Dataset rows for apps and sites
-------------------------

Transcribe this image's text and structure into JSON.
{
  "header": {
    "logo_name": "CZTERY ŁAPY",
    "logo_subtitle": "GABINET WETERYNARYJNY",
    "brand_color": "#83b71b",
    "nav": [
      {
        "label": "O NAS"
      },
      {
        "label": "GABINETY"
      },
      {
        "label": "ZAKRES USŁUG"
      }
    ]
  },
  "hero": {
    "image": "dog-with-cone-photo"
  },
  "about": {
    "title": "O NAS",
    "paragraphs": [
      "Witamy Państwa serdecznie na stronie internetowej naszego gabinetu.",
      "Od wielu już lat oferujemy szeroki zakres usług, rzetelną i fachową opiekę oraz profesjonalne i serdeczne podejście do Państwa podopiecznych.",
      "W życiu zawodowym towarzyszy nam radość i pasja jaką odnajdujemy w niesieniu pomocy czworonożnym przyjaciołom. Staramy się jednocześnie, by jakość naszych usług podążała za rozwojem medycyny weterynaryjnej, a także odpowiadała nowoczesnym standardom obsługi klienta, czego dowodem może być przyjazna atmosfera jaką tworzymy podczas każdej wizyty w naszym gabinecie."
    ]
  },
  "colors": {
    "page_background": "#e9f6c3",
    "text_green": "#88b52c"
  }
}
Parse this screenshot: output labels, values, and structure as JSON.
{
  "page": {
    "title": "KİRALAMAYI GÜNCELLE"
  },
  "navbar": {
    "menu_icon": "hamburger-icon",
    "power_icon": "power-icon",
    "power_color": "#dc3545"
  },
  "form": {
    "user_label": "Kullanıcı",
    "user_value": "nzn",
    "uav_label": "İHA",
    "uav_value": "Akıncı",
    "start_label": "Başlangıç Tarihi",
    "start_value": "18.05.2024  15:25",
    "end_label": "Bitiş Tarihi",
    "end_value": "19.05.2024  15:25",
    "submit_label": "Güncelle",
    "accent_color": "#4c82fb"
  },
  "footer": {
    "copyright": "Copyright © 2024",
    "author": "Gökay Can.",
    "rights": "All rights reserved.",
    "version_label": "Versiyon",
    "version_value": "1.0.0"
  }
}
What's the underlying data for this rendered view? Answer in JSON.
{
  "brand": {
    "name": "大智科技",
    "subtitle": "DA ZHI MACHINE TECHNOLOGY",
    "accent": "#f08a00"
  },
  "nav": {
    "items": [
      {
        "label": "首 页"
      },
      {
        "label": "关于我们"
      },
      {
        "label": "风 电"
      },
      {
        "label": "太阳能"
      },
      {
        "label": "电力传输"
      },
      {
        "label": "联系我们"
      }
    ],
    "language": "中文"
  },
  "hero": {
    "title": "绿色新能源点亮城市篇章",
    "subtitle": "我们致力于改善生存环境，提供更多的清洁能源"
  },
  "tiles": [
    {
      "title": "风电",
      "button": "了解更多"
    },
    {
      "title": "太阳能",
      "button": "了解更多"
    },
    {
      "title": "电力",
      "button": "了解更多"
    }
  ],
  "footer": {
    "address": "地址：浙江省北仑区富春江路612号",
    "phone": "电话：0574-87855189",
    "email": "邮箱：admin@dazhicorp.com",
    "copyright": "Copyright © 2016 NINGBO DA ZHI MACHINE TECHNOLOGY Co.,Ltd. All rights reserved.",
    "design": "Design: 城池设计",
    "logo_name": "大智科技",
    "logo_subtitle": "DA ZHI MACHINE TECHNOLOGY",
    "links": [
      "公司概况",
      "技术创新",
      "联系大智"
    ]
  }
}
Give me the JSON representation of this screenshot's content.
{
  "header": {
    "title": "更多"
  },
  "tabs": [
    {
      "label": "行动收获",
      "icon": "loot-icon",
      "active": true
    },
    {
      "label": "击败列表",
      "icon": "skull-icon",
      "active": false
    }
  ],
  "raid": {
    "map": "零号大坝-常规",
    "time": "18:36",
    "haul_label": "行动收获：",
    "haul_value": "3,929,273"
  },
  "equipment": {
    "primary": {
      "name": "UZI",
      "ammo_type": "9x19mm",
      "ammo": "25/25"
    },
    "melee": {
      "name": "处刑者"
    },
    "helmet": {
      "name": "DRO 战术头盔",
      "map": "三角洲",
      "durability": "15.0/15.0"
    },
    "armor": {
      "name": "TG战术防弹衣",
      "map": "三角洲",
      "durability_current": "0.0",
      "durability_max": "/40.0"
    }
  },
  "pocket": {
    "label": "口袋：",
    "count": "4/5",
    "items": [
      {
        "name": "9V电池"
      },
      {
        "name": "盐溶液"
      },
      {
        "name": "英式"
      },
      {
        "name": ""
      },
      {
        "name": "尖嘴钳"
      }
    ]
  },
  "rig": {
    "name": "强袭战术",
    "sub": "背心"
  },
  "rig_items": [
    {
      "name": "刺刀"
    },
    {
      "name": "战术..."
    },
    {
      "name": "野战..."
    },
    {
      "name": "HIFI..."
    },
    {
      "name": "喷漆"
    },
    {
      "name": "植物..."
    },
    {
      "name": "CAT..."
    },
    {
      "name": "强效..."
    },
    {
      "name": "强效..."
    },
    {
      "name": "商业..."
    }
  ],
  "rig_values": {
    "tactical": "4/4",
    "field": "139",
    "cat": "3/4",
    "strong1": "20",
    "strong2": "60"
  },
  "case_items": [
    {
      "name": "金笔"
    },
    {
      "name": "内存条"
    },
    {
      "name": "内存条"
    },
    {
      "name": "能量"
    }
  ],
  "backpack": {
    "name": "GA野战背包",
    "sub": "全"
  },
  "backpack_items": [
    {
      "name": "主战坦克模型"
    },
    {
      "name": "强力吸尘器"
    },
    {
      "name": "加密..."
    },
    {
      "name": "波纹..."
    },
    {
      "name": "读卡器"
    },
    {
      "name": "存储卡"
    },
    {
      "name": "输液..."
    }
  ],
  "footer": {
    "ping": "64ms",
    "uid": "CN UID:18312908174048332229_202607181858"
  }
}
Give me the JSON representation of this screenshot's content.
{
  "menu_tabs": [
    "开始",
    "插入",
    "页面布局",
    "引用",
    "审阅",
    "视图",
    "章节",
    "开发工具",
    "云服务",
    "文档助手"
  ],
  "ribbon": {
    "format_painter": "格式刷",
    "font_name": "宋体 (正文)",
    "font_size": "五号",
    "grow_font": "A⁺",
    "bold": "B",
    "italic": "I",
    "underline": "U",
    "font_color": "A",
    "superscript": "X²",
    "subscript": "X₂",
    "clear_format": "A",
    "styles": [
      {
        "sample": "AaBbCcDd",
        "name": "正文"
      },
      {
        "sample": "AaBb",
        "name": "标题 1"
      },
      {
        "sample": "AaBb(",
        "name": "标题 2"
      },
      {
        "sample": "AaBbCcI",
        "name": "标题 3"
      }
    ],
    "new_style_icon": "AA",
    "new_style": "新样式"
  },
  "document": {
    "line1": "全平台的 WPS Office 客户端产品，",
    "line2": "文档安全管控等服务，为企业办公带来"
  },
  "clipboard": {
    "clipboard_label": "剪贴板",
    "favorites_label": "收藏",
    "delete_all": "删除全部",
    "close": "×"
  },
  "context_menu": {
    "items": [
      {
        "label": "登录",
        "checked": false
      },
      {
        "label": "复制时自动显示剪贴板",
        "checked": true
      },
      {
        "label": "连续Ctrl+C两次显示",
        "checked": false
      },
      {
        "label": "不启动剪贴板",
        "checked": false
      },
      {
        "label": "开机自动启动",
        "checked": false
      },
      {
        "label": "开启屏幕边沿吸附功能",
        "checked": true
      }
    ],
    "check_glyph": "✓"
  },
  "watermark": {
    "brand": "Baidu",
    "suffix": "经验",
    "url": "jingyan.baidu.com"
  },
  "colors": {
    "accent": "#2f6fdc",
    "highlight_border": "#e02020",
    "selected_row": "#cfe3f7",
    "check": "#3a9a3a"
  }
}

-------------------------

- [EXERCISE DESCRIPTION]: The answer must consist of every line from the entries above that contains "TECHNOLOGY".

- [EXERCISE SOLUTION]:
    "subtitle": "DA ZHI MACHINE TECHNOLOGY",
    "copyright": "Copyright © 2016 NINGBO DA ZHI MACHINE TECHNOLOGY Co.,Ltd. All rights reserved.",
    "logo_subtitle": "DA ZHI MACHINE TECHNOLOGY",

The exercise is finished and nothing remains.